COMMON MUSHROOMS OF THE UNITED STATES 405 Photograph by Roland McKee TIE INKY COPRINUS (Coprinuts atraimntariusVARIETY). EDIBLE This variety lacks the fine scales on the top of the cap, which are prominent in the typical form. The very delicate silvery gray luster of the cap vanishes with the slightest touch. The "ink" from this mushroom makes a forgery-proof writing fluid (see page 439). Natural size. residents there return from collecting trips with their automobiles laden with them. In preparing it, either for immediate use or for pickling or canning, the layer of tubes and the tough portion of the stems should be re moved. When used fresh, the cooking should be rapid over a brisk fire. Frying or broiling with butter or olive oil, with the usual spices added, seems best adapted for this fungus. When pickled, add cloves, bay leaves, and other spices.
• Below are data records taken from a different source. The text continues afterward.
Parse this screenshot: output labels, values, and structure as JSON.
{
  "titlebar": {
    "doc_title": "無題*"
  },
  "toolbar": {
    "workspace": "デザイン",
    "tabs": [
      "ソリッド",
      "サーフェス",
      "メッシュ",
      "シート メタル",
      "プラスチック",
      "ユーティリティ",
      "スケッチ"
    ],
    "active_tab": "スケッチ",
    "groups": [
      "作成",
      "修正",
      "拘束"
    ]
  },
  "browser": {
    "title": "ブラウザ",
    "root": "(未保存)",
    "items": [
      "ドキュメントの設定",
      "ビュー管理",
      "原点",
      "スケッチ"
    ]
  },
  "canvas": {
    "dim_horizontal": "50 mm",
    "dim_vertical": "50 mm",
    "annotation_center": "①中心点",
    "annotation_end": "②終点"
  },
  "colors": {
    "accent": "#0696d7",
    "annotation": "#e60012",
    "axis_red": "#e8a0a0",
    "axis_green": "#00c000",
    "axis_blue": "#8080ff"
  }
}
Except for the stem, which is at times much shorter, and club- or pestle-shaped, the illus tration shows a fully matured plant. When young, the tubes are pale, creamy white, but as the plant develops they become greenish, and when touched or bruised change to a greenish-ocher color, not to blue. The species is extremely variable, both as to shape and color, some specimens showing a brownish-lilac color on both cap and stem. The constant features, however, are the colors and color changes of the tube layer, and the fine mesh of white lines on the stem, usually but not always confined to the upper part. The edible Orange-cap Boletus (Boletus versipellis) is much coarser and larger than the cope and not so desirable. Still, in the ab sence of something better, it is eaten by those who must have their mushrooms (see page 406). It is quite common and easily recognized by the numerous rough, blackish points on the" stem and by the overlapping margin of the red dish- or orange-colored cap. Its flesh changes color to a neutral, reddish gray.